Jilted ex-Vikings mascot Ragnar says end was abrupt
MINNEAPOLIS - The man who has played Ragnar at Vikings games for the past 21 years doesn't dispute he set a high price on his services this season, but Joe Juranitch said Friday the NFL team was planning to phase him out well before they saw his ...
MINNEAPOLIS – The man who has played Ragnar at Vikings games for the past 21 years doesn't dispute he set a high price on his services this season , but Joe Juranitch said Friday the NFL team was planning to phase him out well before they saw his contract demand.
Juranitch, who won an audition to become the Vikings' official mascot in 1993, was never sent a contract, or even credentials, for any of the team's home exhibition games or the home opener last Sunday at TCF Bank Stadium.
"I don't care if you're the Pope or Ragnar, if you don't have accreditation, you're not getting on the field," Juranitch said in a phone interview Friday.
"I asked them, 'Should I come to the first preseason game?' 'No.' Then I ask them, 'Should I come to the second preseason game?' 'No.' I asked last Wednesday where was the contract they said they were going to send over to me. They told me to put one together by the end of Friday. 'Should I come on Sunday?' 'No.' "
Juranitch, 54, said he already knew he would be working in a limited role moving forward when he set his price at $20,000 a game, a figure he now regrets using to start what he assumed was an opening salvo in a negotiation.

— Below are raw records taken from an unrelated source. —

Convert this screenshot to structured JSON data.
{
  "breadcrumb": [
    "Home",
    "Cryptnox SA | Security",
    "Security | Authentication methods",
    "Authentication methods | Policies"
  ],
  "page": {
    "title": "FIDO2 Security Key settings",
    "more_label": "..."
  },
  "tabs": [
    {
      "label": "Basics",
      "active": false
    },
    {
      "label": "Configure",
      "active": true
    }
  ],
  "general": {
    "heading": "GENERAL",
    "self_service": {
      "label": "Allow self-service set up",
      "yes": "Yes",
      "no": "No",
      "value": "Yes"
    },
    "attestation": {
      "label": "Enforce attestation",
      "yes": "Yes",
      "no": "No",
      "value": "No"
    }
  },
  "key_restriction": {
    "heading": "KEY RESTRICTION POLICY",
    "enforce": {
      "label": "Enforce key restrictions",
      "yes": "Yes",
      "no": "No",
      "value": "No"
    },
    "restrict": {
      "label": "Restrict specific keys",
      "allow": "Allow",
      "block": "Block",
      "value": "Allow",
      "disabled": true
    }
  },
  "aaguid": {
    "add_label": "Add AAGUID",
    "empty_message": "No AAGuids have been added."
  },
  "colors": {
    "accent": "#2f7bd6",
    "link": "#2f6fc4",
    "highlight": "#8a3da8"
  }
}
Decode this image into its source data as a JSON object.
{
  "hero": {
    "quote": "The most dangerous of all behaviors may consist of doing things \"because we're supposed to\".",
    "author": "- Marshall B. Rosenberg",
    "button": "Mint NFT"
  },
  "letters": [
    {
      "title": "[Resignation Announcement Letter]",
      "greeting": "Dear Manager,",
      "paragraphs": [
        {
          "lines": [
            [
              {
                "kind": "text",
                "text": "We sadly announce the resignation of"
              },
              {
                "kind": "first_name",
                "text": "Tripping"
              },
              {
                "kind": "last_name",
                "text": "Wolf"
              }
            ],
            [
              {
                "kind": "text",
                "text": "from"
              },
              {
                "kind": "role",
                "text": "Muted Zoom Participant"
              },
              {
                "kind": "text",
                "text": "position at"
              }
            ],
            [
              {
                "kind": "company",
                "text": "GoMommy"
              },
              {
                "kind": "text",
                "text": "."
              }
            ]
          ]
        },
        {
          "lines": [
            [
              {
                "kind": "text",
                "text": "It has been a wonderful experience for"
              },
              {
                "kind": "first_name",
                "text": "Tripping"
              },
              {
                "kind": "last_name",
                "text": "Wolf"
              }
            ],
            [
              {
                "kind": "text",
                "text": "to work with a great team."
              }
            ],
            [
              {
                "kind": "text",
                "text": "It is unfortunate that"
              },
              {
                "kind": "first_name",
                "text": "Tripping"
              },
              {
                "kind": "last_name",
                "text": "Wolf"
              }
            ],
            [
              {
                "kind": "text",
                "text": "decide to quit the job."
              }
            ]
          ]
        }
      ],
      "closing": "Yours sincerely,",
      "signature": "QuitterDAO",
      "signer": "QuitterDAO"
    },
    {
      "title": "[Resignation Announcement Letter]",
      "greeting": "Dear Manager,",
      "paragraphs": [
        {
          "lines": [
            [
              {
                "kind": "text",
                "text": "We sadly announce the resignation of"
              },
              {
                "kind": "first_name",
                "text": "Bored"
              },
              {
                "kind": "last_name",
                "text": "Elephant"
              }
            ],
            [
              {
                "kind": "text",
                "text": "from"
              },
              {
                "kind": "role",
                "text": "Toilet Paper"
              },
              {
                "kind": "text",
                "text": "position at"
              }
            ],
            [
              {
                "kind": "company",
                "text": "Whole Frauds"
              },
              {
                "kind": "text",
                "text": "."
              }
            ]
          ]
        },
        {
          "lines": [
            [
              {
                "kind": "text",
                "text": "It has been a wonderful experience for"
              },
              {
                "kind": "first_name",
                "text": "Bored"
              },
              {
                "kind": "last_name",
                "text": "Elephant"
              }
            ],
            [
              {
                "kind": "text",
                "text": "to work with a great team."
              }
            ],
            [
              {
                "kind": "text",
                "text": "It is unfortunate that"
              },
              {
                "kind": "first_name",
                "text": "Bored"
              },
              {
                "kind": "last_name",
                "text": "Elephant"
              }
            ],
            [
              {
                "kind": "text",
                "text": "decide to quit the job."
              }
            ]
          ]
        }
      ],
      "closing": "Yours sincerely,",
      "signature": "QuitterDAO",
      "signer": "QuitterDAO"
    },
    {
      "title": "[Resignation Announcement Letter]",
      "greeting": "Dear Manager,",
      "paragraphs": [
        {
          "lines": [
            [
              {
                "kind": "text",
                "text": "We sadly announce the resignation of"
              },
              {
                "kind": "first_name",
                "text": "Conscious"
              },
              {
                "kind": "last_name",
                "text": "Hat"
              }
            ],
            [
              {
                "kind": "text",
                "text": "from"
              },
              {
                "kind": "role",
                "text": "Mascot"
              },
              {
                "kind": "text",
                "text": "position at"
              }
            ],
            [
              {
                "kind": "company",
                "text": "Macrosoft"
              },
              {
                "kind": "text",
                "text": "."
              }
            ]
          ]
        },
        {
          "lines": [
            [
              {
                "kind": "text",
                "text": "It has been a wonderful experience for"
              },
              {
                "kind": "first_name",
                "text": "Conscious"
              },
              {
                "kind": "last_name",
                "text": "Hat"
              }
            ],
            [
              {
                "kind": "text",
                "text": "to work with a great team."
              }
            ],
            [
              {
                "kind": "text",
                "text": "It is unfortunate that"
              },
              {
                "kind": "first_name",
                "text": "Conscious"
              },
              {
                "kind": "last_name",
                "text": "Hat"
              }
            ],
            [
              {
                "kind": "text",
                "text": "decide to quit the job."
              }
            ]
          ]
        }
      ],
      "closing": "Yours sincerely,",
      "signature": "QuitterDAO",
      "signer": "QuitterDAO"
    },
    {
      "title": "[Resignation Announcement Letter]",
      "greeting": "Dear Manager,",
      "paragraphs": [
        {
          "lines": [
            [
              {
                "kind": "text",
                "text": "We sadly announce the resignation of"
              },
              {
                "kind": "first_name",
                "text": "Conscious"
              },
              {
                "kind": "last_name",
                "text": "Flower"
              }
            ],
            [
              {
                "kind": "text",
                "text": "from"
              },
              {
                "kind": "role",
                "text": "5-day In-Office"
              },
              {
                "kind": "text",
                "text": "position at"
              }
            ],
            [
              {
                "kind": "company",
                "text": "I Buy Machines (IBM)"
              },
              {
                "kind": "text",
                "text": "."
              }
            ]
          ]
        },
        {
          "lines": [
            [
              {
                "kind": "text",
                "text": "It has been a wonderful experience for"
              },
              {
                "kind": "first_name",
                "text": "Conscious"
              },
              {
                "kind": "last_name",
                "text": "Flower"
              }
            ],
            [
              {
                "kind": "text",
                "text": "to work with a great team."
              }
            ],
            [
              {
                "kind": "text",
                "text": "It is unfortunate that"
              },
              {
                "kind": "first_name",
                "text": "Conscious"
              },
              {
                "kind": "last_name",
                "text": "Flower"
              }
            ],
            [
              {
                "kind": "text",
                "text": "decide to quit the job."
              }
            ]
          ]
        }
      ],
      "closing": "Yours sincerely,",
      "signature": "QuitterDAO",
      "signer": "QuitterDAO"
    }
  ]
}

Instead, he said, the Vikings ended the conversation, and he hasn't heard from them since.
"I'm really hoping they contact me back and say, 'Come on, buddy, let's start all over again.' And this time I'll learn from my mistakes," he said.
If the Vikings are interested, they're keeping it a secret.
Contacted Friday, the team resent a statement released Monday, when the Vikings officially announced the split. In it, the team said Juranitch's contract had expired, and "multiple conversations" failed to bring agreement on a new one.
A team spokesman on Friday said the Vikings wanted only to "reiterate how much we appreciate what Joe has meant to the organization."
Since 1994, Juranitch would arrive on the field riding a purple-and-gold Harley-Davidson and wearing a horned helmet, his long beard flowing over a sheep skin vest. During games, he was part entertainer, part cheerleader -- wielding a replica Viking ax and entreating fans to cheer on the Vikings.
He was paid $1,500 for every home game under a contract written by the team, he said, before the team asked him to come up with a proposal for a new deal.
"They wanted a contract together by (Sept. 21) and it's like, I don't know what to put together," he said. "They kept saying, 'We need it now, we need it now.' Who can I turn to? I turned to a buddy I thought could help me with this thing. Now they say, 'No. We don't have a contract.' "
For years Juranitch worked in education in the Minnetonka and Hopkins school districts, first as a security guard, later as an assistant dean of students. He now works for RazorEdge Systems, a cutting-edge business his father started in Milwaukee before moving it to Ely, Minn. But Juranitch was still making the four-hour drive to perform at Vikings games.
The Vikings play host to the San Diego Chargers at noon Sunday.
"Nobody told me that my day is done," Juranitch said. "Nobody has called me from the Vikings and said we've parted ways; I read that in the newspaper. That's why I think there's still hope. I believe I'll be on field this Sunday."